Encourage your child to eat a balanced diet including plenty of fresh fruits and vegetables, whole grains, dairy products (or other calcium sources), and healthy fat sources such as olive oil, nuts and seeds. Start with a sandwich: whole-grain bread with nut butter, turkey, string cheese or another type of lean protein. Try making a mixture of fruits and vegetables — like carrots, dried cranberries and grapes — in one container for a fun, colorful mealtime treat.
Eating a proper lunch will give your child the fuel to be an effective student the rest of the day. These healthy foods can help students perform better in the classroom and improve overall health. Scientists have also established a link between student behavior and nutrition, noting that access to proper nutrition can help students maintain psychosocial well-being and reduce aggression. This can have a positive effect on students by avoiding discipline and school suspension.

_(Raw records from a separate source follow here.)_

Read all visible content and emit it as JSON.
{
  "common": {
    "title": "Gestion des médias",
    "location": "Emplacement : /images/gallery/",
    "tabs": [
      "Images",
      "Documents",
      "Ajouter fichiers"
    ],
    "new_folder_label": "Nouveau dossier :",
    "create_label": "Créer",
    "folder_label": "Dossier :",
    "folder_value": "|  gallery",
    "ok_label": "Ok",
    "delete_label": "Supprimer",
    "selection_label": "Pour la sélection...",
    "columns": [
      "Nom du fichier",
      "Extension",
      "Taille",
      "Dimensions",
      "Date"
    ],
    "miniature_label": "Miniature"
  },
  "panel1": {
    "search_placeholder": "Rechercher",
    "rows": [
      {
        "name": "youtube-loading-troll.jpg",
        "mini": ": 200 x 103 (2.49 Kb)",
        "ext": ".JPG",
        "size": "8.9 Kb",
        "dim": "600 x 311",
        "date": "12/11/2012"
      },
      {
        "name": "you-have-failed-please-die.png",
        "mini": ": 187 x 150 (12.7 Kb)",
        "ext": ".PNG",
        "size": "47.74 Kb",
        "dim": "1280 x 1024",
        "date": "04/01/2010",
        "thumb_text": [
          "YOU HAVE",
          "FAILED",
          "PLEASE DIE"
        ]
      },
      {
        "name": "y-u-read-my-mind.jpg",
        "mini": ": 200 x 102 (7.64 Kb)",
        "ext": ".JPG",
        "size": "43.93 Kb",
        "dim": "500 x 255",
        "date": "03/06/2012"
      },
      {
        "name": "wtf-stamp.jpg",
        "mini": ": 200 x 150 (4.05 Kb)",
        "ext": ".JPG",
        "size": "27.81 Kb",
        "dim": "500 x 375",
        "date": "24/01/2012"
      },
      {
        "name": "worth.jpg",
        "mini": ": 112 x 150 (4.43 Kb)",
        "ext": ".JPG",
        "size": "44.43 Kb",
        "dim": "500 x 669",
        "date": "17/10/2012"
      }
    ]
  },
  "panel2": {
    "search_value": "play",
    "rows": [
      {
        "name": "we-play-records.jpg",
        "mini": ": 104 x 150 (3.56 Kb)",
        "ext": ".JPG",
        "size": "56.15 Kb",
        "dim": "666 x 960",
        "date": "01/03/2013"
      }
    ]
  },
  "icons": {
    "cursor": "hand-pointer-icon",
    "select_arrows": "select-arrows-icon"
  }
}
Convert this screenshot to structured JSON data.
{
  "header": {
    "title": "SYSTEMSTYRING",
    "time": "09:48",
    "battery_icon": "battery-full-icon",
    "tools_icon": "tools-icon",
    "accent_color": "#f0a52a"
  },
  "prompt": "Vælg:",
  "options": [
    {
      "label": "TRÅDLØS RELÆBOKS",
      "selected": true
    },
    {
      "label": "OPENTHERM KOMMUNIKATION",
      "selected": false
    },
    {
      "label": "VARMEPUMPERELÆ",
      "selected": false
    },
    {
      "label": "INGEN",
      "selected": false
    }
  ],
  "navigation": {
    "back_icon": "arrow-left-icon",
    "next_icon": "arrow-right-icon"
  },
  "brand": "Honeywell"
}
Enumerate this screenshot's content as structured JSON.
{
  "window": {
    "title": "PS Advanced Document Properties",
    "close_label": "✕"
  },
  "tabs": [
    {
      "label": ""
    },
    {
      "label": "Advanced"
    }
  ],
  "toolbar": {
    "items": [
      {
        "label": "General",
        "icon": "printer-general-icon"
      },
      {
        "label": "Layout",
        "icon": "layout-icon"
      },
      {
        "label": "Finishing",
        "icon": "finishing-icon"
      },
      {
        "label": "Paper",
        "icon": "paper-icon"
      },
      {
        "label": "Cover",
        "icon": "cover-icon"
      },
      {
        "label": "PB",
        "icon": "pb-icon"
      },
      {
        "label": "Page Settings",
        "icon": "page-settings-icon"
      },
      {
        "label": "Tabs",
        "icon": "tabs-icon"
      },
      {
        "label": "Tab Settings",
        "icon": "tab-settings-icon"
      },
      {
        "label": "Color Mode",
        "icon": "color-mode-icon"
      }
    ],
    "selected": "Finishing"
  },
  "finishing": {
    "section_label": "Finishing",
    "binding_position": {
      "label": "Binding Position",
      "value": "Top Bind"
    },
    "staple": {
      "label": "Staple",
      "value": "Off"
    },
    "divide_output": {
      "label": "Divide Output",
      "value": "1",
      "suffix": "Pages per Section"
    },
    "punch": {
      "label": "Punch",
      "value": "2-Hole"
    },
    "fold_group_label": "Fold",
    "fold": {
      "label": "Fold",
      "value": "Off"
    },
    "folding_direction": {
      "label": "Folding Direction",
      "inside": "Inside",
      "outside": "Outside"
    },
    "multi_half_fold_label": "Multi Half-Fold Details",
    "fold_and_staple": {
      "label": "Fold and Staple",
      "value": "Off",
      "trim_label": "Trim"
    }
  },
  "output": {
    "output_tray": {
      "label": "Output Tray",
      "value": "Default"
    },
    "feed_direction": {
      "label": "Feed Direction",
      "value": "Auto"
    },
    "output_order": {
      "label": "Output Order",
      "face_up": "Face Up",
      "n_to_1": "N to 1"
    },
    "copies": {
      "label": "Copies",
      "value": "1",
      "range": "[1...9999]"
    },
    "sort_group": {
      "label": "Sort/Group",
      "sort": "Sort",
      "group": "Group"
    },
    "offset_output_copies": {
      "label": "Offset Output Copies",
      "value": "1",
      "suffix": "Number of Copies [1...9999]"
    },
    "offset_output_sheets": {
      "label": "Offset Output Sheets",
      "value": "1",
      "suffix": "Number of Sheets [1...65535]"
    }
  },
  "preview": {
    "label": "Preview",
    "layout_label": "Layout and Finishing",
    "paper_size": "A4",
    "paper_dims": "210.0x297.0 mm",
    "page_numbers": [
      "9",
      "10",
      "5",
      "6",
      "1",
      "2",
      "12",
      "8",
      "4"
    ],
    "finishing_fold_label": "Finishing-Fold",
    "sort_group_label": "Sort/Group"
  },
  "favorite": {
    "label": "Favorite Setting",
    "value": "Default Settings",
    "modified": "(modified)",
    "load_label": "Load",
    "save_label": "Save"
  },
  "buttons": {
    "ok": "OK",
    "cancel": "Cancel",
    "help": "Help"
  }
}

Always be sure that your child has access to plenty of pure water throughout the day. It is the best option for both children and adults. Some kids may enjoy a glass of organic milk at times, but keep an eye on “juice” drinks, many of which can be high in sugar and empty calories. Stick with 100 percent fruit juice as a more healthy option for your family. Discourage your child from drinking caffeine, as it stays in the system for an average of seven hours. This means an after-school coffee drink can interfere with their much-needed sleep at night.
Support a Healthy Immune System
There are also nutrients that can help support your child’s resistance to seasonal health concerns that arrive during back-to-school season. Vitamin C is probably the best-known nutrient for supporting the immune system, but there are others as well. Probiotics, or “friendly” bacteria, are good for not only digestive system health, but also supporting the body’s natural resistance to viral and bacterial infections. And, omega-3 fatty acids, known for supporting the brain, are believed to support the healthy activation and number of T-cells in the body.
If your child does not consume the recommended daily amounts of these nutrients, you may choose to address these gaps with supplementation. Just stop by Natural Healthy Concepts in Appleton or Fond du Lac, and our friendly, knowledgeable staff will be ready to help.
Oh, and back to our opening question …
Is good nutrition important for good learning? In one word — Yes!